Problem details:
Find the word "Single" in the material below and gather every line that contains it.

Record extracts:
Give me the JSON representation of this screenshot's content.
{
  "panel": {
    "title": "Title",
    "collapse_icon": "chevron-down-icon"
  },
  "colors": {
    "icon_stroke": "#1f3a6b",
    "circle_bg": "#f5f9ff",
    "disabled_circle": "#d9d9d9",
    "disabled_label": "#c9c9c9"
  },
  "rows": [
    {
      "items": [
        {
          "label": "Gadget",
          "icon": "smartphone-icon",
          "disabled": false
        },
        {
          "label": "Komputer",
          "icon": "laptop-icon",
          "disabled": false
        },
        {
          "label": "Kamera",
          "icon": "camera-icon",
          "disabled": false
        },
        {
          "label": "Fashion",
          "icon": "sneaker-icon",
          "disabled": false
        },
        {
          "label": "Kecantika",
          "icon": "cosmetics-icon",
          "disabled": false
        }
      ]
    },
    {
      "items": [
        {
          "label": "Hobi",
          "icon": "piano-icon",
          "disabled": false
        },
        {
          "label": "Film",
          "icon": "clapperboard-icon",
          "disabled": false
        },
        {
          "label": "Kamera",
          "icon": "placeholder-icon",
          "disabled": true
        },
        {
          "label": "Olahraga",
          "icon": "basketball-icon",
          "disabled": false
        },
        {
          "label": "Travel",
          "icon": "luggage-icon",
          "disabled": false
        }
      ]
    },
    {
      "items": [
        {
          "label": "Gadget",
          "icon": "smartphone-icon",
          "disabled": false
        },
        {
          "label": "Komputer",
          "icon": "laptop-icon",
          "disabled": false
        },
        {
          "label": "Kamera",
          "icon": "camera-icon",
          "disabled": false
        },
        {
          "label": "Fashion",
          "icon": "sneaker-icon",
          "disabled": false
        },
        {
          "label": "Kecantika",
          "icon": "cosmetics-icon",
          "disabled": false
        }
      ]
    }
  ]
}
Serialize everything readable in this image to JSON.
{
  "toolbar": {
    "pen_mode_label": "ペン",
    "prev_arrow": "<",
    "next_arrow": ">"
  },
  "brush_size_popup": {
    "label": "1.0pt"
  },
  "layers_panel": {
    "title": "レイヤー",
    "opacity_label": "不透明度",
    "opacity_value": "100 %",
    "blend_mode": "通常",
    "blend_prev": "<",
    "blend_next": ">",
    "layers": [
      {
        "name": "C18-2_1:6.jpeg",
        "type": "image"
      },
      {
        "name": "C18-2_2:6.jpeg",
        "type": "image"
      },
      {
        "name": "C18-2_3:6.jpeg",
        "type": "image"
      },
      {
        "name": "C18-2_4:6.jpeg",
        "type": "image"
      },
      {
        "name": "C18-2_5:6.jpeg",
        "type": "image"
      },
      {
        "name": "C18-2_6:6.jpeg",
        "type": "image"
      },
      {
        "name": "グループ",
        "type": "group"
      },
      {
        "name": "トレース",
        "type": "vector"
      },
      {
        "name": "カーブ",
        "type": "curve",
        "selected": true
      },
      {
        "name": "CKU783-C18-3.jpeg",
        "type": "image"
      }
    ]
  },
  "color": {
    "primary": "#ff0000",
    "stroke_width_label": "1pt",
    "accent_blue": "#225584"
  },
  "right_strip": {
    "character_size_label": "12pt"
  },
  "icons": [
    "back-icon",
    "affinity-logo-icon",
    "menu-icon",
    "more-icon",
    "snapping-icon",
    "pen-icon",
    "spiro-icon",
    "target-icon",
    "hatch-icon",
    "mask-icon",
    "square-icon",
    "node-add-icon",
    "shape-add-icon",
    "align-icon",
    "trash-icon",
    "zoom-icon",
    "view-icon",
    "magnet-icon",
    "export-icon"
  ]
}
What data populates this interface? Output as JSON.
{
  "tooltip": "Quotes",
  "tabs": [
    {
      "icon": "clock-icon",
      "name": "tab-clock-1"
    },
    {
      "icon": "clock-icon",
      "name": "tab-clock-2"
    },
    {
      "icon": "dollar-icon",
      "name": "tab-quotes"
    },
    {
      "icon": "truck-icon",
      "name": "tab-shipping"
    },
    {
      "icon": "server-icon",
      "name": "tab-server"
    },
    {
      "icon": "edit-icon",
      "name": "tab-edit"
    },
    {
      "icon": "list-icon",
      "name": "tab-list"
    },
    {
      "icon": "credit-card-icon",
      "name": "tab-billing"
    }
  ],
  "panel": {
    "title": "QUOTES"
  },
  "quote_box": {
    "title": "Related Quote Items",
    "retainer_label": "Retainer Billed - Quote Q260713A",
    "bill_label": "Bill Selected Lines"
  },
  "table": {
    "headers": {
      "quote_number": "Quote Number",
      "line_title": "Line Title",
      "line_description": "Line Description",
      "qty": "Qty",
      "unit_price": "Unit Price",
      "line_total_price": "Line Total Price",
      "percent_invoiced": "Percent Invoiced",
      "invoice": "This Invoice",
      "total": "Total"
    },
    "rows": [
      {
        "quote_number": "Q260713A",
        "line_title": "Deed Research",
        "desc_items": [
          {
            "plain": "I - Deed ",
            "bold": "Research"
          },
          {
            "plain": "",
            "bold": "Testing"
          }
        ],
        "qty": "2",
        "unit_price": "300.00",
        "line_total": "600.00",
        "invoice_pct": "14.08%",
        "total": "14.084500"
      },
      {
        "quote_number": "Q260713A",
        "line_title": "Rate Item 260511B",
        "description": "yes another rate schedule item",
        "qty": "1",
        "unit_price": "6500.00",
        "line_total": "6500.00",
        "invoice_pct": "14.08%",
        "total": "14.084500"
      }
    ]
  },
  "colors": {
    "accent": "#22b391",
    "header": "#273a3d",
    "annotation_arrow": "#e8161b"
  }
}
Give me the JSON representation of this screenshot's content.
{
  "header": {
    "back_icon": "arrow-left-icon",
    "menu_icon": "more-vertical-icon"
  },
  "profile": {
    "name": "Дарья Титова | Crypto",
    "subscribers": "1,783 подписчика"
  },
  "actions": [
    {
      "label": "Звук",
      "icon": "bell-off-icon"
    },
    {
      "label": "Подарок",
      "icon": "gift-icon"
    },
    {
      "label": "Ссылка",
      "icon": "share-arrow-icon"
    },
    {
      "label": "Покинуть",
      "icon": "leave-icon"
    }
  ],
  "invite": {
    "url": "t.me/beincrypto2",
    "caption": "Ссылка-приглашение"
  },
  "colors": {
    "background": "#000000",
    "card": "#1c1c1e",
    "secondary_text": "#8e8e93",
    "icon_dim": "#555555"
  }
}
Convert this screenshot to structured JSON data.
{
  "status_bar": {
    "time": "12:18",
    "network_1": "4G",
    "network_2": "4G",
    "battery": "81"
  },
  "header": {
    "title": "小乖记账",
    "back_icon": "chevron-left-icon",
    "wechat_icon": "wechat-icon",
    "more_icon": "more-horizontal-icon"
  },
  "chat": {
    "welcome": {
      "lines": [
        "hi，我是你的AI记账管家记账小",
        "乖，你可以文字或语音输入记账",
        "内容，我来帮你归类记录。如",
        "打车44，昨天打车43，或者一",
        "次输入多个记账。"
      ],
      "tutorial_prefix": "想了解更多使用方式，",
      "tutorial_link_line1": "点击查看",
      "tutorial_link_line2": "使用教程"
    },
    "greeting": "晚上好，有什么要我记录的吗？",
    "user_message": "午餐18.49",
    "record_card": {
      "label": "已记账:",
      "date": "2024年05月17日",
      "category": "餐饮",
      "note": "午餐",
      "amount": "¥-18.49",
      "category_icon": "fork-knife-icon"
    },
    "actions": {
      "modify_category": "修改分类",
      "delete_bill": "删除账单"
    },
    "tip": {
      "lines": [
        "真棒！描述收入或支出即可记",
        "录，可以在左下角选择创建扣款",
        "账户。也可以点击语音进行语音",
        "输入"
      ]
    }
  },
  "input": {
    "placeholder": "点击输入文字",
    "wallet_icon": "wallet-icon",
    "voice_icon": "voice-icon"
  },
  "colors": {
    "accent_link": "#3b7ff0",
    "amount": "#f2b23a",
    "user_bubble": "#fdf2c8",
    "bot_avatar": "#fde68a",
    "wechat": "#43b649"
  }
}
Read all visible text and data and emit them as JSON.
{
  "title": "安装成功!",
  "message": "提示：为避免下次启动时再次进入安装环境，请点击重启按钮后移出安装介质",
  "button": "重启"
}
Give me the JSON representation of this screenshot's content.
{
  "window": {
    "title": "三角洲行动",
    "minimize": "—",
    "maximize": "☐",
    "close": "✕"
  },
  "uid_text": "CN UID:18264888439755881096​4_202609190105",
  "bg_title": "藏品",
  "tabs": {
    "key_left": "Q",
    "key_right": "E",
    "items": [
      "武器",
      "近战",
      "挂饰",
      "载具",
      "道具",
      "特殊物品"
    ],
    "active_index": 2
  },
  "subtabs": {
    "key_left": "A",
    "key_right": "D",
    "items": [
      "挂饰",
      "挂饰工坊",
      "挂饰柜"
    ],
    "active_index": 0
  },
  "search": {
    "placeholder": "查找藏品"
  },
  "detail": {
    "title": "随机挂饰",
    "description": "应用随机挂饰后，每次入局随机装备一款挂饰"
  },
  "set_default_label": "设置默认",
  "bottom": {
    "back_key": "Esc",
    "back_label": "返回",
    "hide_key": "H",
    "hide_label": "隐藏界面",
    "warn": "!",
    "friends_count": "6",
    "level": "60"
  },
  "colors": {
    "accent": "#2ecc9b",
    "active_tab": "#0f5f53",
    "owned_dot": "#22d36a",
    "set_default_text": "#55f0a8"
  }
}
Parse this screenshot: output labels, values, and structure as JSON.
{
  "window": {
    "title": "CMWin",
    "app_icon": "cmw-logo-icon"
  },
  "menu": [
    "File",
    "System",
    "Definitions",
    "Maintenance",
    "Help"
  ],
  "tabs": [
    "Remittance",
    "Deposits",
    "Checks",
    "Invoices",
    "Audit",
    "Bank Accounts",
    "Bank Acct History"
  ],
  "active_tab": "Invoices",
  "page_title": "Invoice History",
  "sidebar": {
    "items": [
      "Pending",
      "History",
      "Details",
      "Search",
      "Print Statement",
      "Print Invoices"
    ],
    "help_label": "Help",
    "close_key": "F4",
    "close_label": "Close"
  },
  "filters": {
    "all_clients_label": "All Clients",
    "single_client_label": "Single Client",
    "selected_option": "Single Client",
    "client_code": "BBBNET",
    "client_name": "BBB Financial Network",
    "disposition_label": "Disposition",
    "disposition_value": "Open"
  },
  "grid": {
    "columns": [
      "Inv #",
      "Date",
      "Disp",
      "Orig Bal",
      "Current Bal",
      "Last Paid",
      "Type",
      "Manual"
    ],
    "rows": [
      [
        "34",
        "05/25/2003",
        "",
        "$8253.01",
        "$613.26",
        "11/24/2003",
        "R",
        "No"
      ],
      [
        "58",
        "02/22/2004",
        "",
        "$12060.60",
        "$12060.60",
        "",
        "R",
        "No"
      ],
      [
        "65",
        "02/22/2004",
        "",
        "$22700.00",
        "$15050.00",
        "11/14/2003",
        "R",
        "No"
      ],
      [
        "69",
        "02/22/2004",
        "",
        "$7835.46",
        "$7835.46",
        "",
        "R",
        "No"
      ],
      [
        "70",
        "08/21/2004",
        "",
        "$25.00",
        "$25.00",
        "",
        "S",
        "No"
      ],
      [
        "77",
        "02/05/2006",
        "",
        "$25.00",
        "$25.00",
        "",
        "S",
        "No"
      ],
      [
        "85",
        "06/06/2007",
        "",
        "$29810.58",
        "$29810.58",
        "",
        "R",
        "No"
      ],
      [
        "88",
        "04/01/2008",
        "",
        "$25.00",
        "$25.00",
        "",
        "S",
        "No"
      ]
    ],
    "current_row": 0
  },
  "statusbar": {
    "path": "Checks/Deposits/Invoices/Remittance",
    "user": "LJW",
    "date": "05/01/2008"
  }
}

Expected answer:
    "single_client_label": "Single Client",
    "selected_option": "Single Client",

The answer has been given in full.